* [Exercise details]
Scan the data below and copy each line where "JSON" occurs.

* [Data supplied]
BEGIN

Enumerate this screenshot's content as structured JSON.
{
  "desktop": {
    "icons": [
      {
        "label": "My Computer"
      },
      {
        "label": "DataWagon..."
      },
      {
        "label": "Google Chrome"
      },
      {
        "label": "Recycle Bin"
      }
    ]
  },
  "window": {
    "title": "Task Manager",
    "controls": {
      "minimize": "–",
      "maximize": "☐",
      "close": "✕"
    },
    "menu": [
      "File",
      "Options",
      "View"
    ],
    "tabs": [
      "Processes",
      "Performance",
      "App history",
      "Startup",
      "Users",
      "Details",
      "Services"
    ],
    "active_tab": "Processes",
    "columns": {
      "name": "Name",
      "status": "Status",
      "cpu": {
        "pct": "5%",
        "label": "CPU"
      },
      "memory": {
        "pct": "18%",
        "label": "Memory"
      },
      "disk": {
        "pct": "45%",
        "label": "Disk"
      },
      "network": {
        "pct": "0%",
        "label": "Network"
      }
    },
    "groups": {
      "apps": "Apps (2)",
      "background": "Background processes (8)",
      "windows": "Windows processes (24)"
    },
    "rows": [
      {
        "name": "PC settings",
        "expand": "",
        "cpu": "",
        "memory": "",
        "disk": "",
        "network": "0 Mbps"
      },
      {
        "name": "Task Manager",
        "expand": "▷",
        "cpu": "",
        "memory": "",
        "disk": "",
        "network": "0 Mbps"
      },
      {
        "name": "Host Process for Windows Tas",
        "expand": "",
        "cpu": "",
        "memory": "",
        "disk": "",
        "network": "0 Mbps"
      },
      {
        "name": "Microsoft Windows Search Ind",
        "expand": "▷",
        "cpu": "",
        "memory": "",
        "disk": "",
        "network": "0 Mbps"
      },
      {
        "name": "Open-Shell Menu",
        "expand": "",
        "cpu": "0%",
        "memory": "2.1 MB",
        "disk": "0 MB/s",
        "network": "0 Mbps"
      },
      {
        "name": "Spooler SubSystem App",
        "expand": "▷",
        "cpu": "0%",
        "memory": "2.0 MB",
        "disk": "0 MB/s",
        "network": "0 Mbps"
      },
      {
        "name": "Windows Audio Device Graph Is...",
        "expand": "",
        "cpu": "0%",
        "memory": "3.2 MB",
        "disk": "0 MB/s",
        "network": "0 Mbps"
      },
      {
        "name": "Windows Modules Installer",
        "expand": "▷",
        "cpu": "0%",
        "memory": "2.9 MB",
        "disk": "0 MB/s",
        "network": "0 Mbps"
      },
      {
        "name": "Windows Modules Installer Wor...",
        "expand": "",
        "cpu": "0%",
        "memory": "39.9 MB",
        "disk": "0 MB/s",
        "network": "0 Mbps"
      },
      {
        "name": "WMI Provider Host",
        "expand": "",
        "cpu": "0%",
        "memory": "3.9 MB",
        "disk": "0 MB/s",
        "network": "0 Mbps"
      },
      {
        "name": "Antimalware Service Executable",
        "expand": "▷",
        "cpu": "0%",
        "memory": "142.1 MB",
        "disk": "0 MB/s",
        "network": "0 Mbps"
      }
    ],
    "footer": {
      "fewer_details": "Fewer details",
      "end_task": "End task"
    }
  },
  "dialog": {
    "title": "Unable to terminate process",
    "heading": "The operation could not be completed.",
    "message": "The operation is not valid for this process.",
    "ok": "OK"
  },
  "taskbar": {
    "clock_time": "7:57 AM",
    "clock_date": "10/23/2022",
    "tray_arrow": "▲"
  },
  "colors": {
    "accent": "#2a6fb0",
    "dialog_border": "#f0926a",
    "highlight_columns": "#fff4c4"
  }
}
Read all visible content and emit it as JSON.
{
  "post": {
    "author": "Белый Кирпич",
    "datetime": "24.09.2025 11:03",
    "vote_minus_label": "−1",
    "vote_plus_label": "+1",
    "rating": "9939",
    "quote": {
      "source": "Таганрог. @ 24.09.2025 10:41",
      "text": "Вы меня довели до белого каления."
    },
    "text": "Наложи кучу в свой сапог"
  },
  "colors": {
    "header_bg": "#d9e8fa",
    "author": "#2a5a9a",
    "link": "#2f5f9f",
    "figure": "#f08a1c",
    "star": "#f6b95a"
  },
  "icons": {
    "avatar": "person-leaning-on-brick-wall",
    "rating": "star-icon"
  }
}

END

* [Solution below]
Enumerate this screenshot's content as structured JSON.
Read all visible content and emit it as JSON.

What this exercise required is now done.